These grades are often published in various media outlets, providing fans with an insight into how well their favorite team fared in the draft. While these grades are subjective and can vary between different evaluators, they serve as a valuable benchmark for assessing the overall quality of a team’s draft class.

Player development and scouting

Post-draft analysis also involves evaluating a team’s player development and scouting systems. After the draft, teams closely monitor the progress and performance of their newly acquired players. They focus on providing them with the necessary resources, coaching, and training to maximize their potential.

Scouting departments play a crucial role in this process by continuously assessing the development of drafted players. They closely track their on-field performance, work ethic, and overall growth. This information helps teams identify strengths, weaknesses, and areas for improvement within their player development programs.

Revisiting draft strategy

Post-draft analysis offers teams an opportunity to revisit their draft strategy and identify areas for improvement. Front offices carefully evaluate the decisions made during the draft, including the order of player selections, the emphasis on specific positions, and the overall approach.

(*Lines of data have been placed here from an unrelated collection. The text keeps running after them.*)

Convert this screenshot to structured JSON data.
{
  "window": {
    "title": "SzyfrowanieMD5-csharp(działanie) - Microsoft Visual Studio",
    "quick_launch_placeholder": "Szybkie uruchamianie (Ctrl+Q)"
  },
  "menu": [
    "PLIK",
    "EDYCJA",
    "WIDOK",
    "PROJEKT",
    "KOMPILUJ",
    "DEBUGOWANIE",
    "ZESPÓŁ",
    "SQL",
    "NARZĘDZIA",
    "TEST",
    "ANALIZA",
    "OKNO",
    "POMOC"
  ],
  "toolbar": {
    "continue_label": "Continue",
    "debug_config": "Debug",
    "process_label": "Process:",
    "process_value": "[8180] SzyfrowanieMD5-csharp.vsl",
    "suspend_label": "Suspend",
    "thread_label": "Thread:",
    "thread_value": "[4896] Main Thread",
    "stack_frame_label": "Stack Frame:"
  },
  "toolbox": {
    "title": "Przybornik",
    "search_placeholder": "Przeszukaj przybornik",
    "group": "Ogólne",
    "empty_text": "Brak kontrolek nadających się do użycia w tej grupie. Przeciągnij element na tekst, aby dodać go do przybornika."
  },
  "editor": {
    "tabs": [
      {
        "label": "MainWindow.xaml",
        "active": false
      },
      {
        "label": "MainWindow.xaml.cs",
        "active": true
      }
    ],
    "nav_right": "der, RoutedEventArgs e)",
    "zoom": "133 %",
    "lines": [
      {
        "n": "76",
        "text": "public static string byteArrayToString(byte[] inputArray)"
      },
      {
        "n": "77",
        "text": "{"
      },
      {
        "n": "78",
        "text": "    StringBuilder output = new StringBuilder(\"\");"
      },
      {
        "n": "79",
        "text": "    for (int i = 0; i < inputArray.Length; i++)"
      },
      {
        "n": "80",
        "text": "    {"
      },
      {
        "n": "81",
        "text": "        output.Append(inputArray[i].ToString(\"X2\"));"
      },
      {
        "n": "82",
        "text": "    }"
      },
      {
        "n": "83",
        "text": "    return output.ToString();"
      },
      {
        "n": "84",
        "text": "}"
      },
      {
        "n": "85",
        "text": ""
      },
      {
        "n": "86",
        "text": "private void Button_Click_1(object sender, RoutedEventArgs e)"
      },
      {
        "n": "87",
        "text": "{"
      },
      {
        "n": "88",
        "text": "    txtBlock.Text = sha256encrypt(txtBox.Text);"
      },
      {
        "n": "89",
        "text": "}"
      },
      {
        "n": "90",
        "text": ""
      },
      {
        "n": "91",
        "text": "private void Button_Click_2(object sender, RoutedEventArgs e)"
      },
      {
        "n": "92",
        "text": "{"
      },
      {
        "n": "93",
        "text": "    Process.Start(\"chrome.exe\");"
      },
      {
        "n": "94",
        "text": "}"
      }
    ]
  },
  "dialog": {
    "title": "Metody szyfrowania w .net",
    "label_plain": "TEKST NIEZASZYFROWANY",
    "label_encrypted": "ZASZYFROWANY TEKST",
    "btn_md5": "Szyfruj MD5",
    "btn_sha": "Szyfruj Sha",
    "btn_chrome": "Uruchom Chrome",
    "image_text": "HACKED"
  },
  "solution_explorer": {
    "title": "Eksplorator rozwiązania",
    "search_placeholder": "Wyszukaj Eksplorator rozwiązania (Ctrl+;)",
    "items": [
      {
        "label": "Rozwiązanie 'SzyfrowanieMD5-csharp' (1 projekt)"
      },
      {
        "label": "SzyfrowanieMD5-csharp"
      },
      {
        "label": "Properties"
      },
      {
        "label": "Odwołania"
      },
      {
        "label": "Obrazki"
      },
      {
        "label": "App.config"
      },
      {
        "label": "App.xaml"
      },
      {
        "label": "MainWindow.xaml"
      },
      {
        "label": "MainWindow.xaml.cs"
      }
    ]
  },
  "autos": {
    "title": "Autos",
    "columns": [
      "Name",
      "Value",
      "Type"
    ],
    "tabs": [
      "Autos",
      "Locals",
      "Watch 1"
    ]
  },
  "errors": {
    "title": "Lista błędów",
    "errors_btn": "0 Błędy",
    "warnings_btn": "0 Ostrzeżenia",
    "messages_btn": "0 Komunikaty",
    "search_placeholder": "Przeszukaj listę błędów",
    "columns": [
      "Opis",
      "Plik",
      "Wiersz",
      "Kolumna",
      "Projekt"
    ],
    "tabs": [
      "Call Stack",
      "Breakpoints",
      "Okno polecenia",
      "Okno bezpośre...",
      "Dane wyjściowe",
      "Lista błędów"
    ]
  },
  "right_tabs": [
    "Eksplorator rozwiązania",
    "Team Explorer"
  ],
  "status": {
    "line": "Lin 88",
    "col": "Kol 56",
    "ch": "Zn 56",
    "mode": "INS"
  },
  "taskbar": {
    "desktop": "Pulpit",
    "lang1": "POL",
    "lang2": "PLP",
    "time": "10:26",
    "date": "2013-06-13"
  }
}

By studying the outcomes and results of their draft strategy, teams can refine their processes and adjust their future strategies accordingly. This self-reflection is vital in ensuring continuous growth and success in the MLB draft.

In conclusion, post-draft analysis plays a pivotal role in evaluating a team’s draft performance. Grading the draft, player development and scouting, and revisiting draft strategy are all essential components of this analysis. By critically assessing their draft performance, teams can make more informed decisions and strive for long-term success in building a competitive roster.

In conclusion, having a solid MLB draft strategy is crucial for any team looking to build a successful roster. By understanding the various factors that come into play during the draft, such as evaluating player talent, assessing team needs, and considering budget constraints, teams can make informed decisions that will ultimately impact their future success. Whether it’s focusing on high-ceiling prospects, targeting specific positions, or making strategic trades, a well-thought-out draft strategy can give a team the edge it needs to compete at the highest level. So, whether you’re a fan or part of a front office, this ultimate guide to MLB draft strategy serves as a valuable resource to help navigate the complex world of draft decision-making.